New survey data released today during National Palliative Care Week (NPCW) has highlighted limited community understanding around the broader meaning of palliative care and a general reluctance to engage in conversations on death and dying.
In direct response, and also launching today; an innovative national education campaign – Palliative Care It’s more than you think. – has been created to engage the community in a conversation about the benefits of palliative care.
The multimedia campaign developed by Palliative Care Australia (PCA), with the support of the Australian Government, seeks to challenge perceptions that palliative care is a ‘last resort’ and empower individuals to engage with their health care professionals early in their diagnosis in the hope to live as well as possible for as long as possible.
It is conservatively estimated that in addition to the 40,000 Australians receiving palliative care, there are at least a further 40,000 Australians who would also benefit from palliative care treatment.
Three quarters of Australians (76 per cent) say they would ask for palliative care for themselves or a family member when first diagnosed with a terminal illness. However, there is strong evidence that Australians do not fully understand the full breadth of palliative care and its benefits, which then presents as a barrier to accessing timely care.
Fewer than four out of ten Australians (39 per cent) correctly understand that palliative care can be requested when a person is first diagnosed with a terminal, chronic or degenerative illness.
And only three out of ten Australians surveyed correctly understand that General Practitioners (GPs) are among those who can provide palliative care.
Almost 90 per cent of Australians surveyed last month agree that people should plan for end-of-life and think it is important to start thinking and talking about their wishes and preferences for care if they were to become seriously or terminally ill.
However, far fewer Australians; in fact, half of all respondents have done nothing regarding their end-of-life wishes, finding the subject of death and planning for the end of life too difficult to talk about and think talking about their preference for end-of-life with their family will upset them.
PCA Chair Professor Meera Agar, says the campaign will help Australians better understand that palliative care helps people living with a life-limiting illness to live as well as they can by managing pain and symptoms to ensure their quality of life is maintained.
“At its heart, it is a clear and simple message; the campaign is aimed at informing, empowering and encouraging Australians living with a life-limiting illness to engage with their health care professionals early in their diagnosis, so as to live as well as possible for as long as possible,” Professor Meera Agar said.
Adopting a light-hearted, ‘vintage’ style of animation, the Palliative Care It’s more than you think. campaign seeks to challenge perceptions and start conversations about end-of-life care.
Stage one of the campaign will see it roll out nationally on television, in print and online over the months of May, June and July.
The series of original animated vignettes were designed in response to the initial question, What is palliative care?, with different scenarios created to respond with answers and activities not usually associated with palliative care, such as golfing, fishing, gardening, travelling and even ticking off one’s bucket list by parachuting.
The new campaign website, https://morethanyouthink.org.au/ explains clearly and simply what palliative care is, who it is for, who can provide it, and where palliative care can be provided, together with answers to frequently asked questions.
“Palliative care really is more than you think.

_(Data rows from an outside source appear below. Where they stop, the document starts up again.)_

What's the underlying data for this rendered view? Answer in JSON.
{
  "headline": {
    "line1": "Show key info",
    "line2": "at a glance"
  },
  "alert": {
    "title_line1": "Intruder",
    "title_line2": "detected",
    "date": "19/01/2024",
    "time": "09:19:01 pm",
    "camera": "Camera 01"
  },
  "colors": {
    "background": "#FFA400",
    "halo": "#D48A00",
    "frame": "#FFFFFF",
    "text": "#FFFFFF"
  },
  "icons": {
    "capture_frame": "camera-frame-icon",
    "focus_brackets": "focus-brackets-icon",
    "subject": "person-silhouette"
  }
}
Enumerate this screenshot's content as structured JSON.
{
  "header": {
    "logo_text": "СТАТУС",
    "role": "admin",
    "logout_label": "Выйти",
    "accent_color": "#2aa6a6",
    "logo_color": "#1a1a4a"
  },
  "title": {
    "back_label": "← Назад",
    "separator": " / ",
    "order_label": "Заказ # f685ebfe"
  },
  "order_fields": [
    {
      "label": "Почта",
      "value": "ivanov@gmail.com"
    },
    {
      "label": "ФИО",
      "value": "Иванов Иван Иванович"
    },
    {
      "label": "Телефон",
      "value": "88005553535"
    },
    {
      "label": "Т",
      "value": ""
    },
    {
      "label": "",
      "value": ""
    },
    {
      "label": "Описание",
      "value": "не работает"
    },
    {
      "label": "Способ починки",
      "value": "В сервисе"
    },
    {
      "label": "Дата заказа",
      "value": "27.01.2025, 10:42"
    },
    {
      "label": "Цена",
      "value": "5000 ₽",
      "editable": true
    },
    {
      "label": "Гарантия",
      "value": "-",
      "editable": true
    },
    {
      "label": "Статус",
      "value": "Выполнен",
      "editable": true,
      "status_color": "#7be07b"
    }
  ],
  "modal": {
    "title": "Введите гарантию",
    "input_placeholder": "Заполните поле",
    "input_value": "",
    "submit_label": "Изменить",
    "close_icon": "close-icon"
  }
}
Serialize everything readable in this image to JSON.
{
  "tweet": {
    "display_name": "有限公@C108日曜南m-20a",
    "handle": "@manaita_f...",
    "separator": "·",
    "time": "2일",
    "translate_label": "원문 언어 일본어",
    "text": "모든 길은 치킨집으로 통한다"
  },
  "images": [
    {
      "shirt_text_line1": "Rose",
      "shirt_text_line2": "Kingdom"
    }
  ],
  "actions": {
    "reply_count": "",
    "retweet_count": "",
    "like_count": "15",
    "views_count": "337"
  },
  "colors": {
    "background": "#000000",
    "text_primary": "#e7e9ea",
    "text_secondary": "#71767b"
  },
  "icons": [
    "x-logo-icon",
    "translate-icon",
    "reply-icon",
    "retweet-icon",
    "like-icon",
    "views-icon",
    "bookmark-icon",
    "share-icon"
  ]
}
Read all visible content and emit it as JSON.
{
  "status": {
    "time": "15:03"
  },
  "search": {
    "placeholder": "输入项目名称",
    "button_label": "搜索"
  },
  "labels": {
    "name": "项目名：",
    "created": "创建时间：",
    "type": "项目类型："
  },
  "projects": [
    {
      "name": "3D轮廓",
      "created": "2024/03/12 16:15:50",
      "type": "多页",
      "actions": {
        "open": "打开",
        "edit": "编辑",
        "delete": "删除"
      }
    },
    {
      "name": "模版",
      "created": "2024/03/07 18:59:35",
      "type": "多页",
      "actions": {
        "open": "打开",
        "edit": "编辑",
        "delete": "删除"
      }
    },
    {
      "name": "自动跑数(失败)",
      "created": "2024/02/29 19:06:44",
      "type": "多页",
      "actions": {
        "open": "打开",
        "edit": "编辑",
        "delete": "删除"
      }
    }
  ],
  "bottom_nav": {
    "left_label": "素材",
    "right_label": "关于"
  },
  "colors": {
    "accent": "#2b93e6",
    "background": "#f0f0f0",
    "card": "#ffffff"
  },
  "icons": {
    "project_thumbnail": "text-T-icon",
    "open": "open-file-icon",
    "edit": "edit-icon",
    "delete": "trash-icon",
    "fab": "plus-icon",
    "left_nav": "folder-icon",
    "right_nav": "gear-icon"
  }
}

It’s for anyone of any age – from babies to older adults – who have been diagnosed with a life-limiting illness, and it can be provided alongside curative treatments, or when those treatments have ended,” Professor Agar said.
And while the true definition of palliative care is much broader than the care provided at the end-of-life, as many Australians incorrectly believe, Professor Agar says all palliative care shares one key characteristic in common.
“All palliative care is about quality of life and helping people with a life-limiting illness live their lives as well as possible for as long as possible,” Professor Agar said.
National Palliative Care Community Survey – Key Findings
· 76% of respondents are likely to ask for palliative care for themselves or someone close to them if they had a serious, prolonged or terminal illness
· Only 39% of respondents think a person can first ask for palliative care when they are first diagnosed with a terminal, chronic, or degenerative illness
· Only 31% of respondents think that GPs can provide palliative care
· 78% of respondents agree that people should plan for the end of their life and 88% of respondents think it is important to start thinking and talking about their wishes and preferences for care if you were to become seriously or terminally ill
· 50% of respondents have done nothing regarding their end-of-life-wishes
· Respondents believe that talking about their preferences for the end of their life with their family will upset them (54%) and find the subject of death and planning for the end of their life too difficult to talk about (48%).
- Broadcast-ready campaign creative (TVC’s, digital artwork) available upon request
- Professor Meera Agar is